How to plan an indie concert
OK, so the band is doing well, you did some gigs in front of your family and friends and now you want to go to the next level. The best feedback you can get for your band is playing in front of a live audience, but that can prove to be more difficult to achieve without a label or a manager. However, in our times, when internet and social media are the best things that could ever happen to an aspiring music band, planning an indie concert can be a task easier than you might think. But remember… it might be easier, you might have all the right tools, but you’re still going to be putting a lot of effort into it. No pain, no gain.
So, here are some nice tricks that can help you organize a small concert:
1. Google is your friend.
You can find anything you want on Google. The real key to using your new best friend is to know what you are looking for. According to Music Think Tank, there are a couple of interesting websites for indie artists that can help any aspiring musician learn a lot about industry, managers and booking shows, like Sonicbids Blog, Rap Rehab, Hypebot and, of course, Music Think Tank.
You might also want to check out some interesting books about concerts and tours. One of them is “This Business of Concert Promotion and Touring: “A Practical Guide to Creating, Selling, Organizing, and Staging Concerts” by Ray Waddell.
A must-have for indie artists is: “All You Need to Know About the Music Business” by Donald S. Passman. This book is the definitive, essential guide to the music industry and is now in its eighth edition, revised and updated with crucial information on the industry’s major changes in response to rapid technological advances and economic uncertainty.
2. Mastering the Social Networks
Obviously, when you and your band don’t have big budgets to spend on marketing and promotion, social networks are the safest way to success. It might take some time but if you do it right, the results are guaranteed. Youtube, Facebook, Twitter and Instagram are names that you should be familiarized with, as they are key to a successful event and a growing popularity of your music.
Singer Josh Levi claimed that “social media definitely plays a huge role in success today” and he is right. Either you are trying to promote your song or your concert, synchronize your accounts on every social network and start posting. You might bump into haters so keep calm and carry on posting… You might find out that a hater will only promote your music and some of his friends might actually enjoy it and come to see you play live.
3. “It’s not the singer, it’s the song”
These are wise words from the music industry so you better take them seriously. You can’t have a concert if you don’t have songs. While singing covers will help you fill up the playlist, people will come to see your concert so if you want to be successful, you must have some personal creations. It takes just one good song to hit the charts and be successful but just like in any business, getting to number 1 is hard work and staying there is even harder. So it’s best you prepare a good and entertaining playlist for the people who come to see you.
4. Choose the right venue
Now this is crucial. The selection of the venue can help you have a successful concert. Obviously you must select the venue that fits your target. If you want to organize a jazz concert, organizing the event at a Rock Club is definitely a bad idea. So, depending on what you sing, choose your venue wisely, as the venue itself can generate some audience. After all, it is in their interest also to get people to come inside and spend some money there.

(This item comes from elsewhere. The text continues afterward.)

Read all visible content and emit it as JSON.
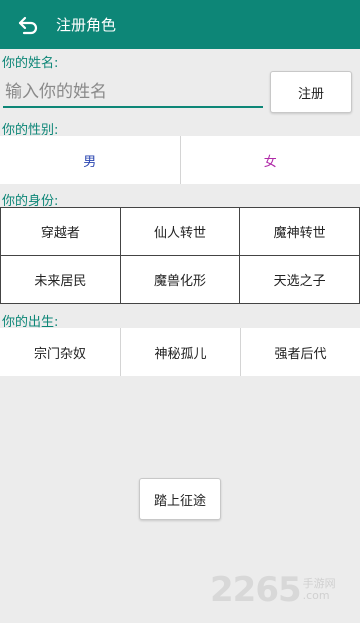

And since we’re talking about venues, make sure that the venue has the technical capacity for a proper concert. You might want to avoid places where the sound is bad or where people are cramming in and have no air to breathe.
5. Sell the tickets
You managed to set everything in place. You have all social network accounts working and your website is up and running. You found the perfect venue for the concert and set the date now comes the crucial part: how to sell the tickets and generate some revenue? So what is there to do? Well, take matters into your own hands and sell your own tickets. It’s your show, your money, your time so why not sell your own tickets directly from your website?
Once you advertise the concert on the social networks the people who are interested will come on your website and find more details about you, your band, your music and your events. Your website is the primary source of information for people who want to get to know you so why not sell tickets from your website. A few years ago, creating your own ticketing system was very expensive but now you have Oveit. With just a few clicks, you can set up your event in a couple of minutes and then use an Embed code to paste it on your website, and that’s it. You can now start selling tickets directly from your website. No more telephones to the ticketing platforms, everything you need is in your hands. So now you can focus on things that matter: the concert!
6. Keep your attendees close
It’s the evening of the concert. You sold your tickets and everything went as planned. People came to the venue, enjoyed your music and had a great time. What next? Transform your attendees into your fans. If you used Oveit’s event registration software to sell tickets, you might want to know that you have now gathered a lot of information about the participants. So now you have a data base to use and improve and you can send e-mails, make a newsletter and keep in contact with everyone. The key detail to being successful is communication. Music comes first but it doesn’t matter how good your music is if you lack interaction with your fans. Keeping them happy and satisfied will get you a long way. And now you can do that with your own data base.
Back in the days, getting in contact with your audience was quite difficult. Now, this is not the case. Labels have discovered that organizing events themselves will improve their revenues. Why hire someone to do your concert when you can do it yourself? So if the labels do this, why couldn’t the indie artists do it?